- Otto starts the series as an orphan under the care of an abusive nun, who frequently used him as slave labor. Even though his life decidedly improves after Tuddrussel and Larry "adopt" him, and they clearly care about him, they're far from ideal role models, and Otto frequently has to shoulder most of the mission by himself. Even his new guardians aren't exempt from occasional moments of cruelty or neglect, as shown in "Hate and Let Hate" and "Orphan Substitute".
- Larry used to work with politicians, diplomats, and kings, but now is forced to cook and clean up after Tuddrussel. This would be bad enough, but Tuddrussel himself is a selfish, insensitive pig, who will go out of his way to make Larry's life a little harder or insult him for his feminine habits and hobbies.
- One episode managed to make Al Capone into one. His particular "time mission" sees him forcing his gang to switch places with the clowns of Chicago: they'll commit the crimes, while he and his men become children's entertainers. It turns out that as a boy, he had an absolutely horrible clown named Ho-Ho come to his birthday party and ruin his special day, driving poor Little Al to tears, and determined to make sure no child (particularly his own son) ever has to go a similar ordeal again. This sets him apart from many of the other historical figures in the show, who had selfish or silly reasons for not fulfilling their particular role in space-time.
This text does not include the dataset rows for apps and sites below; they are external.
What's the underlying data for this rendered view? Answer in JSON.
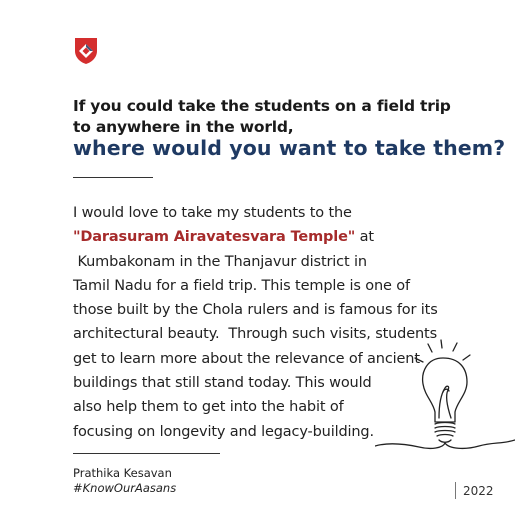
{
  "header": {
    "question_line1": "If you could take the students on a field trip",
    "question_line2": "to anywhere in the world,",
    "question_highlight": "where would you want to take them?"
  },
  "answer": {
    "line1": "I would love to take my students to the",
    "highlight": "\"Darasuram Airavatesvara Temple\"",
    "after_highlight": " at",
    "line3": " Kumbakonam in the Thanjavur district in",
    "line4": "Tamil Nadu for a field trip. This temple is one of",
    "line5": "those built by the Chola rulers and is famous for its",
    "line6": "architectural beauty.  Through such visits, students",
    "line7": "get to learn more about the relevance of ancient",
    "line8": "buildings that still stand today. This would",
    "line9": "also help them to get into the habit of",
    "line10": "focusing on longevity and legacy-building."
  },
  "footer": {
    "author": "Prathika Kesavan",
    "hashtag": "#KnowOurAasans",
    "year": "2022"
  },
  "colors": {
    "accent_red": "#a62b2b",
    "navy": "#1f3a63",
    "logo_red": "#d42e2e"
  },
  "icons": {
    "logo": "shield-logo",
    "illustration": "lightbulb-icon"
  }
}
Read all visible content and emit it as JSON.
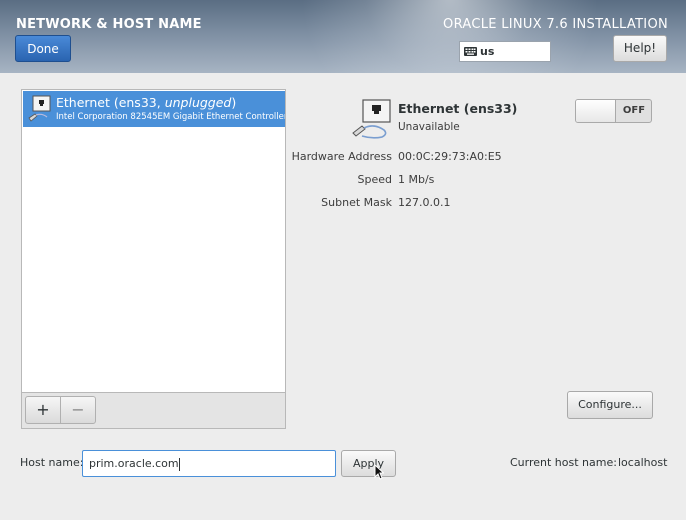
{
  "header": {
    "title": "NETWORK & HOST NAME",
    "done_label": "Done",
    "install_title": "ORACLE LINUX 7.6 INSTALLATION",
    "keyboard_layout": "us",
    "help_label": "Help!"
  },
  "device_list": {
    "items": [
      {
        "name_prefix": "Ethernet (ens33, ",
        "name_state": "unplugged",
        "name_suffix": ")",
        "description": "Intel Corporation 82545EM Gigabit Ethernet Controller (",
        "icon": "ethernet-icon"
      }
    ],
    "add_label": "+",
    "remove_label": "−"
  },
  "detail": {
    "name": "Ethernet (ens33)",
    "status": "Unavailable",
    "toggle_state": "OFF",
    "properties": [
      {
        "label": "Hardware Address",
        "value": "00:0C:29:73:A0:E5"
      },
      {
        "label": "Speed",
        "value": "1 Mb/s"
      },
      {
        "label": "Subnet Mask",
        "value": "127.0.0.1"
      }
    ],
    "configure_label": "Configure..."
  },
  "hostname": {
    "label": "Host name:",
    "value": "prim.oracle.com",
    "apply_label": "Apply",
    "current_label": "Current host name:",
    "current_value": "localhost"
  },
  "colors": {
    "selection": "#4a90d9",
    "done_button": "#2a64b0",
    "header": "#7d8ea2"
  }
}
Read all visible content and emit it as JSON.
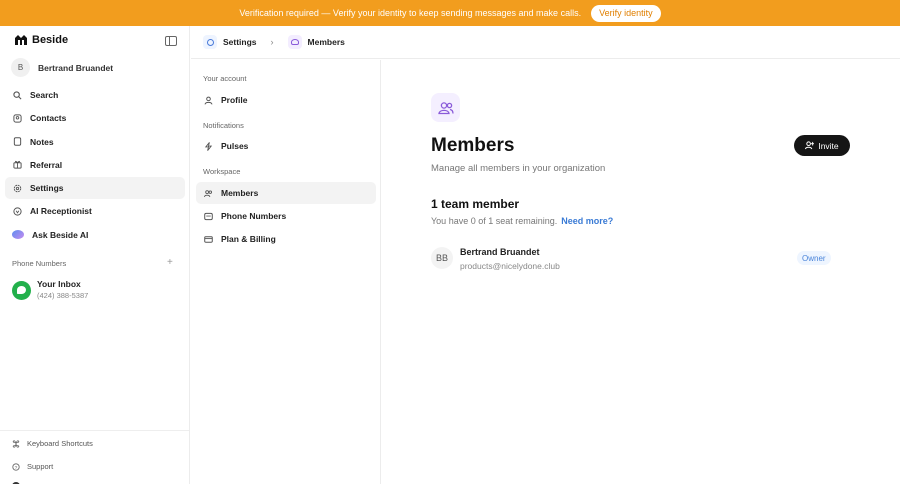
{
  "banner": {
    "message": "Verification required — Verify your identity to keep sending messages and make calls.",
    "verify_label": "Verify identity"
  },
  "sidebar": {
    "app_name": "Beside",
    "user": {
      "initial": "B",
      "name": "Bertrand Bruandet"
    },
    "items": [
      {
        "label": "Search",
        "icon": "search-icon"
      },
      {
        "label": "Contacts",
        "icon": "contacts-icon"
      },
      {
        "label": "Notes",
        "icon": "notes-icon"
      },
      {
        "label": "Referral",
        "icon": "referral-icon"
      },
      {
        "label": "Settings",
        "icon": "gear-icon",
        "active": true
      },
      {
        "label": "AI Receptionist",
        "icon": "ai-receptionist-icon"
      },
      {
        "label": "Ask Beside AI",
        "icon": "ai-orb-icon"
      }
    ],
    "phone_numbers_label": "Phone Numbers",
    "inbox": {
      "title": "Your Inbox",
      "number": "(424) 388-5387"
    },
    "bottom": [
      {
        "label": "Keyboard Shortcuts",
        "icon": "keyboard-icon"
      },
      {
        "label": "Support",
        "icon": "help-icon"
      }
    ]
  },
  "header": {
    "crumbs": [
      {
        "label": "Settings",
        "icon": "gear-icon"
      },
      {
        "label": "Members",
        "icon": "people-icon"
      }
    ]
  },
  "settings_nav": {
    "sections": [
      {
        "label": "Your account",
        "items": [
          {
            "label": "Profile",
            "icon": "person-icon"
          }
        ]
      },
      {
        "label": "Notifications",
        "items": [
          {
            "label": "Pulses",
            "icon": "pulse-icon"
          }
        ]
      },
      {
        "label": "Workspace",
        "items": [
          {
            "label": "Members",
            "icon": "people-icon",
            "active": true
          },
          {
            "label": "Phone Numbers",
            "icon": "phone-icon"
          },
          {
            "label": "Plan & Billing",
            "icon": "billing-icon"
          }
        ]
      }
    ]
  },
  "main": {
    "title": "Members",
    "subtitle": "Manage all members in your organization",
    "invite_label": "Invite",
    "count_title": "1 team member",
    "seats_text": "You have 0 of 1 seat remaining.",
    "need_more_label": "Need more?",
    "members": [
      {
        "initials": "BB",
        "name": "Bertrand Bruandet",
        "email": "products@nicelydone.club",
        "role": "Owner"
      }
    ]
  },
  "colors": {
    "banner": "#f29d1e",
    "accent_blue": "#3a7bd5",
    "invite_bg": "#151515",
    "inbox_green": "#22b04b"
  }
}
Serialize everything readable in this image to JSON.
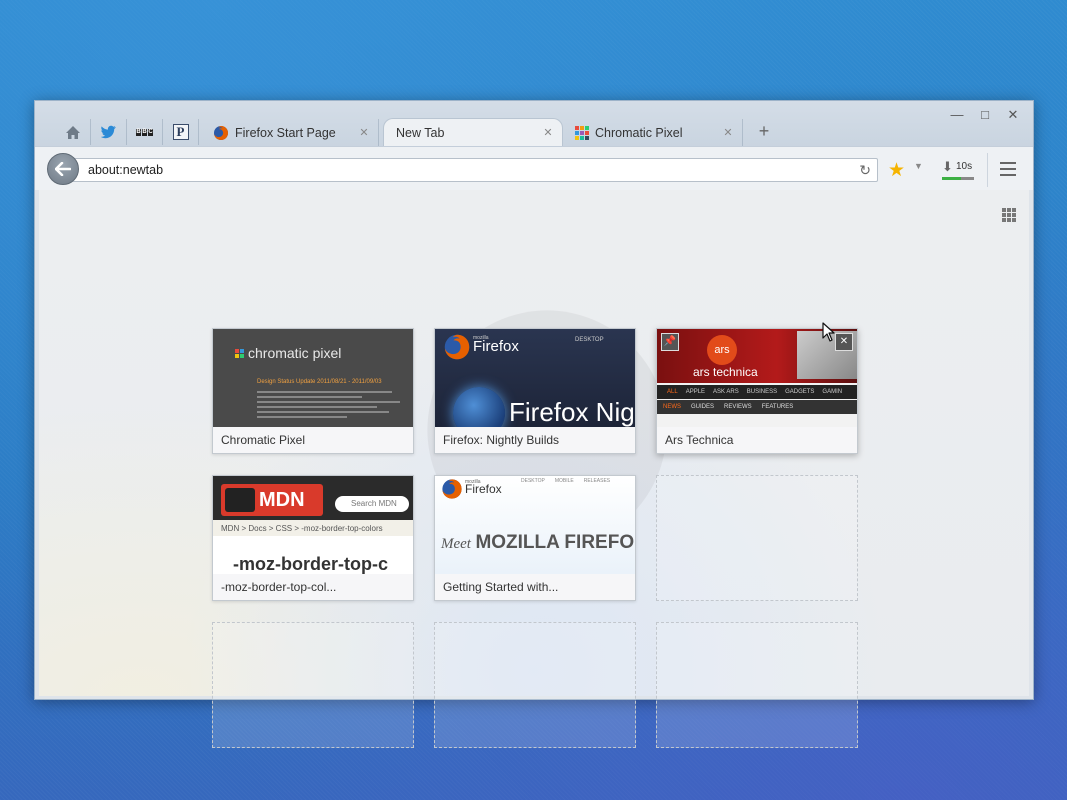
{
  "window": {
    "controls": {
      "minimize": "—",
      "maximize": "□",
      "close": "✕"
    }
  },
  "pinned_tabs": [
    {
      "name": "home-icon"
    },
    {
      "name": "twitter-icon"
    },
    {
      "name": "bbc-icon",
      "label": "BBC"
    },
    {
      "name": "pinboard-icon",
      "label": "P"
    }
  ],
  "tabs": [
    {
      "title": "Firefox Start Page",
      "icon": "firefox-icon",
      "close": "✕"
    },
    {
      "title": "New Tab",
      "close": "✕",
      "active": true
    },
    {
      "title": "Chromatic Pixel",
      "icon": "chromatic-pixel-icon",
      "close": "✕"
    }
  ],
  "new_tab_label": "+",
  "navbar": {
    "url": "about:newtab",
    "reload": "↻",
    "bookmark_star": "★",
    "bookmark_dropdown": "▼",
    "downloads_time": "10s",
    "downloads_progress": 0.6
  },
  "tiles": [
    {
      "title": "Chromatic Pixel",
      "thumb_heading": "chromatic pixel",
      "thumb_sub": "Design Status Update 2011/08/21 - 2011/09/03"
    },
    {
      "title": "Firefox: Nightly Builds",
      "thumb_brand": "Firefox",
      "thumb_brand_small": "mozilla",
      "thumb_nav": "DESKTOP",
      "thumb_big": "Firefox Nig"
    },
    {
      "title": "Ars Technica",
      "thumb_brand": "ars technica",
      "thumb_logo": "ars",
      "thumb_nav": [
        "ALL",
        "APPLE",
        "ASK ARS",
        "BUSINESS",
        "GADGETS",
        "GAMIN"
      ],
      "thumb_sub_nav": [
        "NEWS",
        "GUIDES",
        "REVIEWS",
        "FEATURES"
      ],
      "pin": "📌",
      "close": "✕"
    },
    {
      "title": "-moz-border-top-col...",
      "thumb_brand": "MDN",
      "thumb_search": "Search MDN",
      "thumb_breadcrumb": "MDN  >  Docs  >  CSS  >  -moz-border-top-colors",
      "thumb_big": "-moz-border-top-c"
    },
    {
      "title": "Getting Started with...",
      "thumb_brand": "Firefox",
      "thumb_brand_small": "mozilla",
      "thumb_nav": [
        "DESKTOP",
        "MOBILE",
        "RELEASES"
      ],
      "thumb_big_prefix": "Meet",
      "thumb_big": "MOZILLA FIREFO"
    }
  ]
}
- This show even made Napoleon himself into one. To explain, he has an overbearing wife who constantly nags him to no end and does not give him any time to spend on himself. Whenever he does try to go on conquests, his wife just stops him from doing so, yelling at him and at one point even punching him. This constant nagging was enough to cause a historical inaccuracy and make the Time Squad intervene.
- They Copied It, So It Sucks!: The show gets a lot of flak from viewers for being similar to Mr. Peabody & Sherman with a robot and a Time Cop instead of a talking dog.
- Unfortunate Character Design: A deliberate example on Larry's case, with hour glass figure and head in the shape of a penis.
- Unpopular Popular Character: All of three main characters.
- What Do You Mean, It's for Kids?: Given the show's steady stream of demographically inappropriate humour in only a matter of 26 episodes, no sane, competent network censor would dream of airing this series without making some adjustments — but this show aired on Cartoon Network, so any argument over whether or not it's for kids is invalid.
YMMV / Time Squad